After a two-year hiatus, the University of La Verne once again held its annual Passover Seder on Wednesday, hosted by the Office of Spiritual and Religious Life and Hillel, a Jewish club on campus.
The event, held in the Quay Davis Executive Boardroom, hosted over 20 guests, both Jewish and non-Jewish.
The night was filled with traditions that included prayer, singing, storytelling, drinking, eating and conversation.
The Seder is a cultural and religious celebration of the Jewish holy week of Passover that signifies the retelling of the biblical story of the exodus from Egypt, where God freed the Israelites from slavery.
The Seder was accompanied by a meal catered by Bon Appetit that ignited the senses and symbolized 14 different portions of the story through themes of freedom and liberation.
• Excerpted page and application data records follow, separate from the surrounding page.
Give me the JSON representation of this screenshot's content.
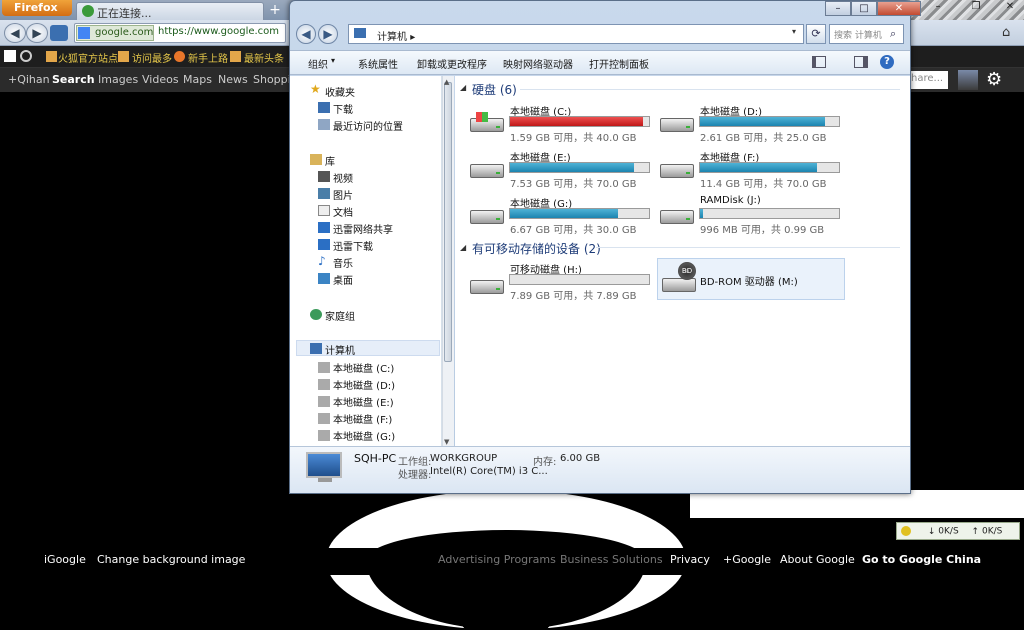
{
  "firefox": {
    "menu_button": "Firefox",
    "tab_title": "正在连接...",
    "new_tab": "+",
    "site_identity": "google.com",
    "url": "https://www.google.com",
    "bookmarks": [
      "火狐官方站点",
      "访问最多",
      "新手上路",
      "最新头条"
    ]
  },
  "google_bar": {
    "items": [
      "+Qihan",
      "Search",
      "Images",
      "Videos",
      "Maps",
      "News",
      "Shoppin"
    ],
    "active": "Search",
    "share_placeholder": "hare..."
  },
  "explorer": {
    "address": [
      "计算机"
    ],
    "search_placeholder": "搜索 计算机",
    "toolbar": [
      "组织",
      "系统属性",
      "卸载或更改程序",
      "映射网络驱动器",
      "打开控制面板"
    ],
    "nav": {
      "favorites": "收藏夹",
      "favorites_items": [
        "下载",
        "最近访问的位置"
      ],
      "libraries": "库",
      "library_items": [
        "视频",
        "图片",
        "文档",
        "迅雷网络共享",
        "迅雷下载",
        "音乐",
        "桌面"
      ],
      "homegroup": "家庭组",
      "computer": "计算机",
      "computer_items": [
        "本地磁盘 (C:)",
        "本地磁盘 (D:)",
        "本地磁盘 (E:)",
        "本地磁盘 (F:)",
        "本地磁盘 (G:)"
      ]
    },
    "hard_disks_header": "硬盘 (6)",
    "drives": [
      {
        "name": "本地磁盘 (C:)",
        "info": "1.59 GB 可用，共 40.0 GB",
        "used_fraction": 0.96,
        "critical": true
      },
      {
        "name": "本地磁盘 (D:)",
        "info": "2.61 GB 可用，共 25.0 GB",
        "used_fraction": 0.9,
        "critical": false
      },
      {
        "name": "本地磁盘 (E:)",
        "info": "7.53 GB 可用，共 70.0 GB",
        "used_fraction": 0.89,
        "critical": false
      },
      {
        "name": "本地磁盘 (F:)",
        "info": "11.4 GB 可用，共 70.0 GB",
        "used_fraction": 0.84,
        "critical": false
      },
      {
        "name": "本地磁盘 (G:)",
        "info": "6.67 GB 可用，共 30.0 GB",
        "used_fraction": 0.78,
        "critical": false
      },
      {
        "name": "RAMDisk (J:)",
        "info": "996 MB 可用，共 0.99 GB",
        "used_fraction": 0.02,
        "critical": false
      }
    ],
    "removable_header": "有可移动存储的设备 (2)",
    "removable": [
      {
        "name": "可移动磁盘 (H:)",
        "info": "7.89 GB 可用，共 7.89 GB",
        "used_fraction": 0.0
      },
      {
        "name": "BD-ROM 驱动器 (M:)",
        "disc_label": "BD"
      }
    ],
    "details": {
      "pc_name": "SQH-PC",
      "workgroup_label": "工作组:",
      "workgroup": "WORKGROUP",
      "memory_label": "内存:",
      "memory": "6.00 GB",
      "cpu_label": "处理器:",
      "cpu": "Intel(R) Core(TM) i3 C..."
    }
  },
  "network_widget": {
    "down": "0K/S",
    "up": "0K/S"
  },
  "footer": {
    "left": [
      "iGoogle",
      "Change background image"
    ],
    "right": [
      "Advertising Programs",
      "Business Solutions",
      "Privacy",
      "+Google",
      "About Google",
      "Go to Google China"
    ]
  }
}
The traditional seder plate includes items such as hard boiled eggs, horseradish, bitter herbs, matzah and a shankbone – or boiled beet for a vegetarian option – that are used symbolically at different points of the meal.
The annual Seder tradition at ULV was started in the 1970s by English professor Rhoda Kachuck.
Cantor Paul Buch of Temple Beth Israel in Pomona, who has led the Seder at ULV for over 15 years, said he has always enjoyed leading events at the University.
“The philosophy of the University is so compatible with my own personal orientation to inclusion and education and respect and understanding amongst all religions and spiritual traditions,” said Buch.
Hillel President Kira Degelsmith, senior psychology major, said it is important to her that there is an interfaith connection at ULV due to the small number of Jewish students and faculty on campus.
“It’s really awesome to see people come who are partly Jewish or not Jewish, who want to learn about the faith and be immersed in the Jewish culture,” Degelsmith said.
University Chaplain Zandra Wagoner said it is important to her because it is a tradition that honors a part of the campus community and the recognition of the violence of slavery and the human need for freedom and liberation as endearing human themes.
“For me the re-enactment of this Seder each year is an invitation to freedom, it’s an invitation to be part of liberation and to question all forms of violence, especially that kind of violence that enslaves people in many, many forms,” Wagoner said.
Buch said that the themes of freedom from bondage and freedom from oppression are ideas that we can all understand during these times.
“I think it’s an event that at its core has ideas that all humanity understands as beings, key to what it means to be human,” Buch said. “Especially humans who are designed in the image of God and that the ideas of freedom and not being beholden to any slave master.”
Tonya Brooks, adjunct professor of school psychology, said her experience at the event was nice and welcoming.
“You are a part of the religious experience,” Brooks said. “I do like the story, the history, the education that goes with the Seder.”
Buch said he hopes that guests could take away some understanding of the tradition, culture, and people they may have not been familiar with.
Megan Mojica can be reached at firstname.lastname@example.org.